_WHAT TO PRODUCE_:
Each line of the data should be repeated precisely.

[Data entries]
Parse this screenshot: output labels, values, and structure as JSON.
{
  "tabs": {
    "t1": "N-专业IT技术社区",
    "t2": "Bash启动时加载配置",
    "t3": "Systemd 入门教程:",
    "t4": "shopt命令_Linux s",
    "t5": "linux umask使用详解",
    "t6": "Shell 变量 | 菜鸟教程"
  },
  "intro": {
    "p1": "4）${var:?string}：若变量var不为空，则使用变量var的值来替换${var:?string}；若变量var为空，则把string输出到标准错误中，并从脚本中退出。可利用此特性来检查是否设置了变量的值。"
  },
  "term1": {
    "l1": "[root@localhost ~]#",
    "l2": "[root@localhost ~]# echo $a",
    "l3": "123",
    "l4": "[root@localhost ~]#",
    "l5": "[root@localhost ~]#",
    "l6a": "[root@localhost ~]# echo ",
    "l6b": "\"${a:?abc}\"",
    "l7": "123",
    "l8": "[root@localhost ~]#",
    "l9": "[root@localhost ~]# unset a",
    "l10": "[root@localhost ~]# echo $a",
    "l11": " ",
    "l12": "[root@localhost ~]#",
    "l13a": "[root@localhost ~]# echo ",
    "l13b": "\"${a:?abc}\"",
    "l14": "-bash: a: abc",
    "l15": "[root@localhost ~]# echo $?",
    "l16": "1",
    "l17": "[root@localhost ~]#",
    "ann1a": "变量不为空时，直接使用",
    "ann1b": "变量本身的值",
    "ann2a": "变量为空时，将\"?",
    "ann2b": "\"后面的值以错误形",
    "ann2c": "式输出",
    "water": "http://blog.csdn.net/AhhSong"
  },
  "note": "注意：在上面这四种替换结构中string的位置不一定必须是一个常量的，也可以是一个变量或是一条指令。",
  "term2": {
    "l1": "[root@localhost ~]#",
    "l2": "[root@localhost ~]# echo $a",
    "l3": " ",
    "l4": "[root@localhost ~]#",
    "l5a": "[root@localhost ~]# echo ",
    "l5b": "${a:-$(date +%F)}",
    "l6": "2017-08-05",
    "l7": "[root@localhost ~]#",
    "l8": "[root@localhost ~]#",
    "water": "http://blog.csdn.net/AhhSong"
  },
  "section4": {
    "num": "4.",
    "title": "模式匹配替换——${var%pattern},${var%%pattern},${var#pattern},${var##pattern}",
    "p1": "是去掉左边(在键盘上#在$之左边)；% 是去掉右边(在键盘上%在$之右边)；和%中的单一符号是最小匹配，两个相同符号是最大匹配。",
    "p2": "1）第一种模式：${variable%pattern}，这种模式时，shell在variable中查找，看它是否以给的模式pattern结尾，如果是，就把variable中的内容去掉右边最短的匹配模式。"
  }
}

_RESULT OF THE TASK_:
Parse this screenshot: output labels, values, and structure as JSON.
{
  "tabs": {
    "t1": "N-专业IT技术社区",
    "t2": "Bash启动时加载配置",
    "t3": "Systemd 入门教程:",
    "t4": "shopt命令_Linux s",
    "t5": "linux umask使用详解",
    "t6": "Shell 变量 | 菜鸟教程"
  },
  "intro": {
    "p1": "4）${var:?string}：若变量var不为空，则使用变量var的值来替换${var:?string}；若变量var为空，则把string输出到标准错误中，并从脚本中退出。可利用此特性来检查是否设置了变量的值。"
  },
  "term1": {
    "l1": "[root@localhost ~]#",
    "l2": "[root@localhost ~]# echo $a",
    "l3": "123",
    "l4": "[root@localhost ~]#",
    "l5": "[root@localhost ~]#",
    "l6a": "[root@localhost ~]# echo ",
    "l6b": "\"${a:?abc}\"",
    "l7": "123",
    "l8": "[root@localhost ~]#",
    "l9": "[root@localhost ~]# unset a",
    "l10": "[root@localhost ~]# echo $a",
    "l11": " ",
    "l12": "[root@localhost ~]#",
    "l13a": "[root@localhost ~]# echo ",
    "l13b": "\"${a:?abc}\"",
    "l14": "-bash: a: abc",
    "l15": "[root@localhost ~]# echo $?",
    "l16": "1",
    "l17": "[root@localhost ~]#",
    "ann1a": "变量不为空时，直接使用",
    "ann1b": "变量本身的值",
    "ann2a": "变量为空时，将\"?",
    "ann2b": "\"后面的值以错误形",
    "ann2c": "式输出",
    "water": "http://blog.csdn.net/AhhSong"
  },
  "note": "注意：在上面这四种替换结构中string的位置不一定必须是一个常量的，也可以是一个变量或是一条指令。",
  "term2": {
    "l1": "[root@localhost ~]#",
    "l2": "[root@localhost ~]# echo $a",
    "l3": " ",
    "l4": "[root@localhost ~]#",
    "l5a": "[root@localhost ~]# echo ",
    "l5b": "${a:-$(date +%F)}",
    "l6": "2017-08-05",
    "l7": "[root@localhost ~]#",
    "l8": "[root@localhost ~]#",
    "water": "http://blog.csdn.net/AhhSong"
  },
  "section4": {
    "num": "4.",
    "title": "模式匹配替换——${var%pattern},${var%%pattern},${var#pattern},${var##pattern}",
    "p1": "是去掉左边(在键盘上#在$之左边)；% 是去掉右边(在键盘上%在$之右边)；和%中的单一符号是最小匹配，两个相同符号是最大匹配。",
    "p2": "1）第一种模式：${variable%pattern}，这种模式时，shell在variable中查找，看它是否以给的模式pattern结尾，如果是，就把variable中的内容去掉右边最短的匹配模式。"
  }
}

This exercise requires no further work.